TOKYO - Japanese Foreign Minister Yoko Kamikawa said Tuesday that the international community needs to cooperate toward a humanitarian pause in the Israel-Hamas war to deliver essential supplies for civilians in the Gaza Strip at a meeting of Group of Seven foreign ministers.
After the first day's working dinner session of their two-day gathering in Tokyo, Kamikawa also told reporters that they will express their "united stance" on the latest Middle East situation in a statement on Wednesday.
The Japanese foreign minister said that Israel launched fierce bombardments of the Hamas-ruled Palestinian territory in response to "terror attacks" by the Palestinian militant group last month.
Her remarks came amid mounting criticisms over the proportionality of Israel's air and ground attacks, which some say violate international law, in retaliation for Hamas' surprise cross-border rampage on Oct. 7.
"I believe that Israel has a right to defend itself and its citizens against those terror attacks like other sovereign states do," Kamikawa added.
Still, she said Japan has told Israel that its actions must be in accordance with international law.
Kamikawa also said at the meeting that freeing hostages held by Hamas and improving the humanitarian situation are "top priority matters," and "humanitarian access" should be secured as a precondition for adequate aid supplies.
On Wednesday, Japan, which holds the rotating G7 presidency this year, is preparing five sessions, according to the Foreign Ministry.
The major democracies are planning to condemn Hamas in the statement for its surprise attack on Israel that triggered the ongoing Israeli offensive in Gaza, government sources said.
The war has so far killed more than 10,000 people in Gaza, as well as over 1,400 in Israel.
Kamikawa, who is chairing the first gathering of the G7's top diplomats since the start of the conflict, is scheduled to hold a wrap-up press conference on Wednesday, the ministry said.
Israel has expanded its air and ground operations despite growing calls from the international community for a humanitarian cease-fire.
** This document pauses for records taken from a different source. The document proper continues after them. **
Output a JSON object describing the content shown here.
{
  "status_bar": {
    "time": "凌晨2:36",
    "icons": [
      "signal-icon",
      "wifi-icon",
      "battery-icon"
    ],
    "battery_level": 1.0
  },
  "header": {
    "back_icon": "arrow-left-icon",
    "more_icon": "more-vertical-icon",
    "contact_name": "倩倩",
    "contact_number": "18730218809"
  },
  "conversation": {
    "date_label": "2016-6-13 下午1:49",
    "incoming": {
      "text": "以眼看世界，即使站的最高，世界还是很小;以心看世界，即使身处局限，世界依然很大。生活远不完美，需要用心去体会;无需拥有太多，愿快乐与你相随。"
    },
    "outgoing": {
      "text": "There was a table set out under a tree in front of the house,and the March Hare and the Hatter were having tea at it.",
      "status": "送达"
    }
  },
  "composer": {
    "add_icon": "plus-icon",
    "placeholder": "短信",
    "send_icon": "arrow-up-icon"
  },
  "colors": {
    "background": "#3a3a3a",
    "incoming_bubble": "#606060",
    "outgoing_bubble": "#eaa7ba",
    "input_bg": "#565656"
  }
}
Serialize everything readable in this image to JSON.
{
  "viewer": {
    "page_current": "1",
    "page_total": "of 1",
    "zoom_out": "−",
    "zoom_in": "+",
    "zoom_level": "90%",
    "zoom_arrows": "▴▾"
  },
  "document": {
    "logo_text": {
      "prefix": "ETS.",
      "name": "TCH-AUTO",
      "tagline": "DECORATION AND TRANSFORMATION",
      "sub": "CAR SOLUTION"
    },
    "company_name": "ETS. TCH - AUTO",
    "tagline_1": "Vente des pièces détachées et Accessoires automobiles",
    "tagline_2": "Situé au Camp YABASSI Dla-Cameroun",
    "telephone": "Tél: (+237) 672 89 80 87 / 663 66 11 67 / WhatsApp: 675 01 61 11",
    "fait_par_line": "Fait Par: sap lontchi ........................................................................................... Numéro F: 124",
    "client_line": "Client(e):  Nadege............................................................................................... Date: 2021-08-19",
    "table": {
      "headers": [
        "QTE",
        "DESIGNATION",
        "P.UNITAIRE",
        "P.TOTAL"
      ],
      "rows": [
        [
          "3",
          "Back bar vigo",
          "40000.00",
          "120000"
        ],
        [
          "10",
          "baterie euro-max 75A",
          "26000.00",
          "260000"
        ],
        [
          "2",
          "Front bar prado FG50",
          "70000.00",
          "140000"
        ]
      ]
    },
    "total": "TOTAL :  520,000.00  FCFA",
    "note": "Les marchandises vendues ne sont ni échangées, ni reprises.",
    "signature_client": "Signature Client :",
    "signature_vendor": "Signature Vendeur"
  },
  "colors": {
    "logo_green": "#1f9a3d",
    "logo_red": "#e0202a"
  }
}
With Israel accused of using disproportionate force, some nations have recalled their ambassadors and even cut diplomatic relations.
Kamikawa said at a press conference Tuesday prior to the G-7 meeting that she and her G7 counterparts, including U.S. Secretary of State Antony Blinken and British Foreign Secretary James Cleverly, would "have in-depth discussions" on issues related to the Middle East.
"We will tenaciously continue our efforts to calm the situation as soon as possible and improve humanitarian conditions by closely communicating with related nations and institutions," said Kamikawa, who assumed her post in mid-September.
During the meeting, the foreign ministers are also slated to exchange views on developments in the Indo-Pacific region and Russia's invasion of Ukraine launched in February last year, she added.
In the run-up to the G7 gathering, Kamikawa visited Israel, the West Bank and Jordan earlier this month for talks with her counterparts.
The G7 foreign ministers from Britain, Canada, France, Germany, Italy, Japan and the United States, plus the European Union, also met in person in April in the resort town of Karuizawa in central Japan.